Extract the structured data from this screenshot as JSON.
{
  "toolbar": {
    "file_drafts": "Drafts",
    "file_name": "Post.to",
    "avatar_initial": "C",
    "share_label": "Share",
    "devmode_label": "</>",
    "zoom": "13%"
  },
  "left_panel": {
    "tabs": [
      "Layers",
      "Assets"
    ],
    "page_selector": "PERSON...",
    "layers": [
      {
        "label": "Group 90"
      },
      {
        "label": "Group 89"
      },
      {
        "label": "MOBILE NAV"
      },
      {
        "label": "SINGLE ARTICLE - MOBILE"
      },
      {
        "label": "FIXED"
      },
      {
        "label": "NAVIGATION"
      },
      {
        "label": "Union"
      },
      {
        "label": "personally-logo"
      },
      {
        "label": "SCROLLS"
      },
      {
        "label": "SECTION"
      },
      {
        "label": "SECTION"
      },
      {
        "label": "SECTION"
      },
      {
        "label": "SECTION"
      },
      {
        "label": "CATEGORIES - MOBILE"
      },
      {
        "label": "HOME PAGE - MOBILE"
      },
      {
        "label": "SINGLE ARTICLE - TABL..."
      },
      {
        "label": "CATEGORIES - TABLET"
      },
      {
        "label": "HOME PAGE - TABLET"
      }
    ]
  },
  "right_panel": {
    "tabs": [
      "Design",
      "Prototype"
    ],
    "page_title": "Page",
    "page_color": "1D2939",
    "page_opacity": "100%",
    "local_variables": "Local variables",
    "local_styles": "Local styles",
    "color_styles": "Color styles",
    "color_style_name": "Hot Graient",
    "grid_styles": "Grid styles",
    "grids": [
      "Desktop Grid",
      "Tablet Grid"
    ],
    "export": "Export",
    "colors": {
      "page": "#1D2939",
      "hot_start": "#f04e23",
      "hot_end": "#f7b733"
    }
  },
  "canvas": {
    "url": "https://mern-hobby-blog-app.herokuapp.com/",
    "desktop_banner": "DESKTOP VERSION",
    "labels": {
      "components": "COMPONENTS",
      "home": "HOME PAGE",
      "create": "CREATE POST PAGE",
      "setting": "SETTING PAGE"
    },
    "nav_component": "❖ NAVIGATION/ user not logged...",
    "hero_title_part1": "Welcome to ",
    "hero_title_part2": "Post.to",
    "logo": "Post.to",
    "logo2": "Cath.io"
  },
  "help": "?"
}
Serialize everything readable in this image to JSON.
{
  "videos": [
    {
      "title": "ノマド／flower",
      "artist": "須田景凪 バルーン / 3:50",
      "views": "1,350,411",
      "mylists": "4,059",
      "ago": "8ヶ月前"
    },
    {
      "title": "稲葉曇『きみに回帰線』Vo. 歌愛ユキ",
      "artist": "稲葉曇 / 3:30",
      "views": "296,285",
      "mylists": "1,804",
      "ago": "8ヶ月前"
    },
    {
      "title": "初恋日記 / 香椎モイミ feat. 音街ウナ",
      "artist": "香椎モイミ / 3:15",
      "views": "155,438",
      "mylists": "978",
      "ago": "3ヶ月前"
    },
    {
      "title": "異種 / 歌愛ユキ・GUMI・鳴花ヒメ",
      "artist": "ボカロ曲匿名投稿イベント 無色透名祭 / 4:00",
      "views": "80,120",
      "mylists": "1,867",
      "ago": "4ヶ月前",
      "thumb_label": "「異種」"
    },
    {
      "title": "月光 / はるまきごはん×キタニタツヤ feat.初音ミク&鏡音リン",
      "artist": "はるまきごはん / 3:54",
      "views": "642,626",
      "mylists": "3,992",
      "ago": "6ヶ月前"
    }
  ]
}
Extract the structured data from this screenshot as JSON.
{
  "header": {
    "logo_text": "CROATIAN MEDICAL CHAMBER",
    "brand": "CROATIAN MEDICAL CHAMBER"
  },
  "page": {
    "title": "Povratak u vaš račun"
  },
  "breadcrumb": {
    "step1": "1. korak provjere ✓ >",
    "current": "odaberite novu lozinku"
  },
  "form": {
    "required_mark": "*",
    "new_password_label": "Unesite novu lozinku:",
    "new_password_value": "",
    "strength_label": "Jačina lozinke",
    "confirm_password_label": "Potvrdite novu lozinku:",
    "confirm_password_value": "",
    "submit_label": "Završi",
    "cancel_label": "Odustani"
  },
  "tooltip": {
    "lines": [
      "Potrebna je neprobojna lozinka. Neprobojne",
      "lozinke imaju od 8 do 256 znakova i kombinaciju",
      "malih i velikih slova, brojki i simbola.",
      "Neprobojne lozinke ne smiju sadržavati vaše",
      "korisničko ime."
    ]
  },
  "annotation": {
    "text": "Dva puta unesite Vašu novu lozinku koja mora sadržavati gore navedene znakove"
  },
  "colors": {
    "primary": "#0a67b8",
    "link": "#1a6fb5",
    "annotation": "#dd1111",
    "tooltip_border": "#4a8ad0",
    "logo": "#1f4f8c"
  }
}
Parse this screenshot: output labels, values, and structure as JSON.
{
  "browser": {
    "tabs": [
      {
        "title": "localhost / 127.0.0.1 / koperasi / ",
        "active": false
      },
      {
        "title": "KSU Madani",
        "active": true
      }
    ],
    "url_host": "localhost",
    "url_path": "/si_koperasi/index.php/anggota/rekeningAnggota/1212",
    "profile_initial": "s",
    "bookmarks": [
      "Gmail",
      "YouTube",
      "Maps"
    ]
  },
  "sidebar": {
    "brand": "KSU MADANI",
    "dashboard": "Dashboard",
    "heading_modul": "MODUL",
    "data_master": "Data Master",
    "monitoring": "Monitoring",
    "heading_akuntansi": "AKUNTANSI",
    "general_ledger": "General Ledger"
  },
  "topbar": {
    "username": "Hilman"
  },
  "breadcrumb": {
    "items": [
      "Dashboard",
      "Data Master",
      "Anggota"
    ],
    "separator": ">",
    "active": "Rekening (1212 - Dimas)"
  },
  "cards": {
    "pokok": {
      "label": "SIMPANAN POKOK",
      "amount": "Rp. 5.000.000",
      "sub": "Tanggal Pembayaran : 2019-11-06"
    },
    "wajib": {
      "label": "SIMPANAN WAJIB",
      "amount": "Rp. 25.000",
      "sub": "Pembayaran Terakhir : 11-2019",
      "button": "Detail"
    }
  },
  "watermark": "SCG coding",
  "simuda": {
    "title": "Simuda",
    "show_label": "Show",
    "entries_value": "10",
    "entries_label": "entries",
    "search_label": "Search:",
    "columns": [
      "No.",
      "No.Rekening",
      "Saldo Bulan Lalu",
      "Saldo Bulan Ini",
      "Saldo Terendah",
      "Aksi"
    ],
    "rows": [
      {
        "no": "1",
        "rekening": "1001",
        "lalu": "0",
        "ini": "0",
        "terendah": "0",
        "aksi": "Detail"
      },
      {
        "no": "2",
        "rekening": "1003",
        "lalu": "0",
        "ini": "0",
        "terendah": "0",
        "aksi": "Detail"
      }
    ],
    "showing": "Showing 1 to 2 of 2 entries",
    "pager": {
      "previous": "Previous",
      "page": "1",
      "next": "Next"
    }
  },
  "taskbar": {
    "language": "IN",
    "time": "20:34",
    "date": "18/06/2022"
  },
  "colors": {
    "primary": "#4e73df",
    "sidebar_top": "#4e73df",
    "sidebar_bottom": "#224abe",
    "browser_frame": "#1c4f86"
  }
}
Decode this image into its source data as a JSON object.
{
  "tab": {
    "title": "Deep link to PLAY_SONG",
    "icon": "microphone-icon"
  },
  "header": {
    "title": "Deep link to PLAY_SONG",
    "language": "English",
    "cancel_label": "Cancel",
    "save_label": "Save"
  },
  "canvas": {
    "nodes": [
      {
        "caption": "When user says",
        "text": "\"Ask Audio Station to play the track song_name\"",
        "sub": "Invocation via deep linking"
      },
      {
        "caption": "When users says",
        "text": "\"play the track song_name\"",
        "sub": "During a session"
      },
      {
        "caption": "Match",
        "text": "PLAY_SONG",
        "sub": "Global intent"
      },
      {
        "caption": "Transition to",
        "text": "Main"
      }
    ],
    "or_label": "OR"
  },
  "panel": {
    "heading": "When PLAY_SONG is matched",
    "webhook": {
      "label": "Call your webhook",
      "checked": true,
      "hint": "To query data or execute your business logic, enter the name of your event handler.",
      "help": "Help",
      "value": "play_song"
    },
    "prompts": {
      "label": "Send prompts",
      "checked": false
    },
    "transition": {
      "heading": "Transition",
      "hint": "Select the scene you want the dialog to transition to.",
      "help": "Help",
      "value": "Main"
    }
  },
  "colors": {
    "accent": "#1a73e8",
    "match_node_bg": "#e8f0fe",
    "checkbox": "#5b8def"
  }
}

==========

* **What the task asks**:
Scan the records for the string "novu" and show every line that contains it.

* **Response to this task**:
    "current": "odaberite novu lozinku"
    "new_password_label": "Unesite novu lozinku:",
    "confirm_password_label": "Potvrdite novu lozinku:",
    "text": "Dva puta unesite Vašu novu lozinku koja mora sadržavati gore navedene znakove"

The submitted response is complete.